What we love about the Sacred City of Kandy

Visiting the Temple of the Sacred Tooth Relic, you can watch daily rituals being performed and see the many pilgrims who have come to bring offerings and to spend time in the presence of the tooth of Buddha. There is a calmness in the air and you get a real sense of the spiritual significance of this place.

Historic Centre of Arequipa

Where is it?

Arequipa, Peru

What is it?

The city of Arequipa is nestled in the Andes at the foot of El Misti Volcano. It is sometimes called 'the White City' because its buildings were built from white volcanic sillar rock quarried from the local volcanos.

Why is Arequipa a World Heritage site?

The historic centre of Arequipa is recognised for its unique combination of European and native building techniques. The colonial designers and local masons worked together to create a city that would withstand the frequent earthquakes – Arequipa features robust walls, solid archways and open courtyards.

What we love about Arequipa

It's a gorgeous city. At the heart of the old town is the vast Plaza des Armas, a grand open city square surrounded by white colonial-style buildings, with the ornate Basilica Cathedral at the head of the square.
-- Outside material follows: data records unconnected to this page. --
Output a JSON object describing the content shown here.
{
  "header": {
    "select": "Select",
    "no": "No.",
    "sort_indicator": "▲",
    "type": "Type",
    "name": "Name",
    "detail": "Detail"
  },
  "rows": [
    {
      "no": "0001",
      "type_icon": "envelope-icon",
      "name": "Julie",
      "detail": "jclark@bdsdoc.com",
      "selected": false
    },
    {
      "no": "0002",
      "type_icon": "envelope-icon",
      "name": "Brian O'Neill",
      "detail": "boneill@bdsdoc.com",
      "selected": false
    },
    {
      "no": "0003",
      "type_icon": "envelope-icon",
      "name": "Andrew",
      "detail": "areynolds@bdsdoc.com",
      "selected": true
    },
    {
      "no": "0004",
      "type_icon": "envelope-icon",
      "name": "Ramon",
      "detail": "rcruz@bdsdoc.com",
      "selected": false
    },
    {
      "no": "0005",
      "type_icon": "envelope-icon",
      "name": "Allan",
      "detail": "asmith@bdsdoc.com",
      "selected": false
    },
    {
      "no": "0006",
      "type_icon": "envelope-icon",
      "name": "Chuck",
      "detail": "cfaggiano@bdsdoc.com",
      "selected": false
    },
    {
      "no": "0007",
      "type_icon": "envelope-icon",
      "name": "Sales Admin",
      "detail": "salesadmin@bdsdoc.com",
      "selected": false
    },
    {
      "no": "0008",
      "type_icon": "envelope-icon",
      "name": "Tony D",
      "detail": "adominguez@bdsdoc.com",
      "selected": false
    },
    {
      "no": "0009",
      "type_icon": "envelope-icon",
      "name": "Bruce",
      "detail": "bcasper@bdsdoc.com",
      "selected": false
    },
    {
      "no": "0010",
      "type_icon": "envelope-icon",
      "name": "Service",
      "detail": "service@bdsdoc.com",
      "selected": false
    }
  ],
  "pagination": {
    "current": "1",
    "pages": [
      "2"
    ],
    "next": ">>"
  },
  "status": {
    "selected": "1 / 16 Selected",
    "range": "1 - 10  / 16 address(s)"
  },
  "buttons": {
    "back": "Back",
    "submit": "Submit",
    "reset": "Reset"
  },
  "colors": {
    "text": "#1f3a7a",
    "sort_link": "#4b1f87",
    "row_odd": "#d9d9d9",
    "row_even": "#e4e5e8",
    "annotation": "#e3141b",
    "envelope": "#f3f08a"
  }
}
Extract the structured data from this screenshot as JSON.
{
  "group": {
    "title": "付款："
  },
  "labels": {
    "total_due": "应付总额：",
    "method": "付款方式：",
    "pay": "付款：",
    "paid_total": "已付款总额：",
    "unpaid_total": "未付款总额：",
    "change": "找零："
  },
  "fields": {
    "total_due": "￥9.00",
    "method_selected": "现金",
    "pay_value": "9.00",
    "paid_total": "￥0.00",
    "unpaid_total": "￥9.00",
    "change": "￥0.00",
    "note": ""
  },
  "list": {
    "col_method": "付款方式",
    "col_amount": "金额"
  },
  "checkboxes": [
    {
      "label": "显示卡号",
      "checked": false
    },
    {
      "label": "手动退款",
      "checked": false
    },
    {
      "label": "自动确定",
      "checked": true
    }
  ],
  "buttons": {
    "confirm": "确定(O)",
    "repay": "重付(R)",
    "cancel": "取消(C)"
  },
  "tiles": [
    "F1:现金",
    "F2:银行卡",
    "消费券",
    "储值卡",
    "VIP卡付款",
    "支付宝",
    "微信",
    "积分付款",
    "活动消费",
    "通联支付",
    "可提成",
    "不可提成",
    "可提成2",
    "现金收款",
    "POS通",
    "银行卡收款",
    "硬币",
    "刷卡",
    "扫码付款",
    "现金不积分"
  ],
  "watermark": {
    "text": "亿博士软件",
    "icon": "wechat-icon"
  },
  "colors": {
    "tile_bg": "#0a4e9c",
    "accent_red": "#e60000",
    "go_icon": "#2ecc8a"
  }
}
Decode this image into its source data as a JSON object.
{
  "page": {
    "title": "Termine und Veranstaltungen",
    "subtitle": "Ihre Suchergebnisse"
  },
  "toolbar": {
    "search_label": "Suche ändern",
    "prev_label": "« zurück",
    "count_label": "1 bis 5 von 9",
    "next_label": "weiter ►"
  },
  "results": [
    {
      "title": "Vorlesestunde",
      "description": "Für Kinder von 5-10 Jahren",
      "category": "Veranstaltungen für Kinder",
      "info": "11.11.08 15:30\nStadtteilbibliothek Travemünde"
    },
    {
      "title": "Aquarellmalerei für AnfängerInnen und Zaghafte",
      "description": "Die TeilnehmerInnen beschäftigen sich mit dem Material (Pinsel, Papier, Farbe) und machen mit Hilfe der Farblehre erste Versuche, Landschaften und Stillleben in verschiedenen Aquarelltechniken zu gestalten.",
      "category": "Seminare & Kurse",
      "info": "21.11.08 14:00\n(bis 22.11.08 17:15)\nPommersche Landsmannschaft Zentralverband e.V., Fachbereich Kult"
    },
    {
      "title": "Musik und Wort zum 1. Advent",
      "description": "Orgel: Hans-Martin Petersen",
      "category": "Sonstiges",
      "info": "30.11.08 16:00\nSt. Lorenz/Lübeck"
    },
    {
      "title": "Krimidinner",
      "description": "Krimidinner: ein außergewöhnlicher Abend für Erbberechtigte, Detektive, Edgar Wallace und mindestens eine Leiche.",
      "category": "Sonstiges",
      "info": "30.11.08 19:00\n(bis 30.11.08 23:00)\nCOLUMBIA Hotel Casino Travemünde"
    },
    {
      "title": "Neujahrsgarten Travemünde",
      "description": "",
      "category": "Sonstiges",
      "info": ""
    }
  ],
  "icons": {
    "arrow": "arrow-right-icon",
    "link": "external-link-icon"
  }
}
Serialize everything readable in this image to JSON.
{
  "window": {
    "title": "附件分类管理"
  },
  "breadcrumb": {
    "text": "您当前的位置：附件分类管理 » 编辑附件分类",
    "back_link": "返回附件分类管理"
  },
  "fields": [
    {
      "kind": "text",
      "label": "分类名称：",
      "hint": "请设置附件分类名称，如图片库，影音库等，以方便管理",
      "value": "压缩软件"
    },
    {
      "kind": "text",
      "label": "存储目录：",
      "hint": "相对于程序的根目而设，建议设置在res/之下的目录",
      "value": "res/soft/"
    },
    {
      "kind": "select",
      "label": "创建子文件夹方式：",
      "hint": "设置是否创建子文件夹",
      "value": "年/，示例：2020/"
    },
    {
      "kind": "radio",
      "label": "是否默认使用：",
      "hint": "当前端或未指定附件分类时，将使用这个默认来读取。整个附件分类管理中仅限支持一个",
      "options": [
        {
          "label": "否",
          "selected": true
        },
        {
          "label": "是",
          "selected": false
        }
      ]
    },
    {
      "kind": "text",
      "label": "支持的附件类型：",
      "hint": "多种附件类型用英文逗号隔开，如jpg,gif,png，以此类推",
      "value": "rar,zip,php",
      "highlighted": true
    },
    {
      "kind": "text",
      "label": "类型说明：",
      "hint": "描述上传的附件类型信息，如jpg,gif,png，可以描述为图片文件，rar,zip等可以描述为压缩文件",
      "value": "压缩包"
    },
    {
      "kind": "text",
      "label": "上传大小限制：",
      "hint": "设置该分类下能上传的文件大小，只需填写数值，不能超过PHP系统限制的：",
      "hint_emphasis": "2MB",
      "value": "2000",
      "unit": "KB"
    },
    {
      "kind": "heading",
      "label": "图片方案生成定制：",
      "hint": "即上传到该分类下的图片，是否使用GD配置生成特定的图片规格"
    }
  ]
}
The nearby Monasterio of Santa Catalina is a huge monastery complex with austere vaulted rooms painted in rich,warm colours – it's well worth exploring too.

Alhambra, Generalife and Albayzin

Where is it?

Granada, Spain

What is it?

Perched on two hills overlooking the new part of Granada is the medieval part of the city – Alhambra and Albayzin. Alhambra is a large fortress-palace complex set next to the gardens of the Generalife and Albayzin is the residential part of the old town. The Alhambra is one of Spain's most-visited sites.

Why is the Alhambra a World Heritage site?

The Alhambra is a unique example of Moorish influence in southern Spain and Albayzin holds well-preserved examples of Moorish domestic architecture.

What we love about the Alhambra

Well, the name is brilliant. Alhambra. So Spanish. But also, everything. It's vast and sprawling and yet so full of delicate detail. The intricate carvings, decorative vaulted ceilings, columns, tile work, courtyards, reflecting pools – it is a work of art and the massive garden setting is an integral part of the design. The whole place is alive with layers of history.

 

Malacca and George Town

Where is it?

Straights of Malacca, Malaysia

What is it?

Not one World-Heritage-listed city, but two – Malacca and George Town are two old trading towns on the coast of Malaysia.

Why are Malacca and George Town a World Heritage site?

They are historic towns that preserve the history of over 500 years of trading and cultural exchange between the East and the West. The architectural and cultural townscapes are well preserved and unique.

What we love about Malacca and George Town

It might be an overused phrase, but 'melting pot' is what we're talking about here – Dutch, Portuguese, British, Indian and Chinese influences can all be found to varying degrees in these unique towns.  The Dutch colonial buildings in Dutch Square in Malacca have all been painted a striking red colour and the Christ Church, topped with a bell, is a standout.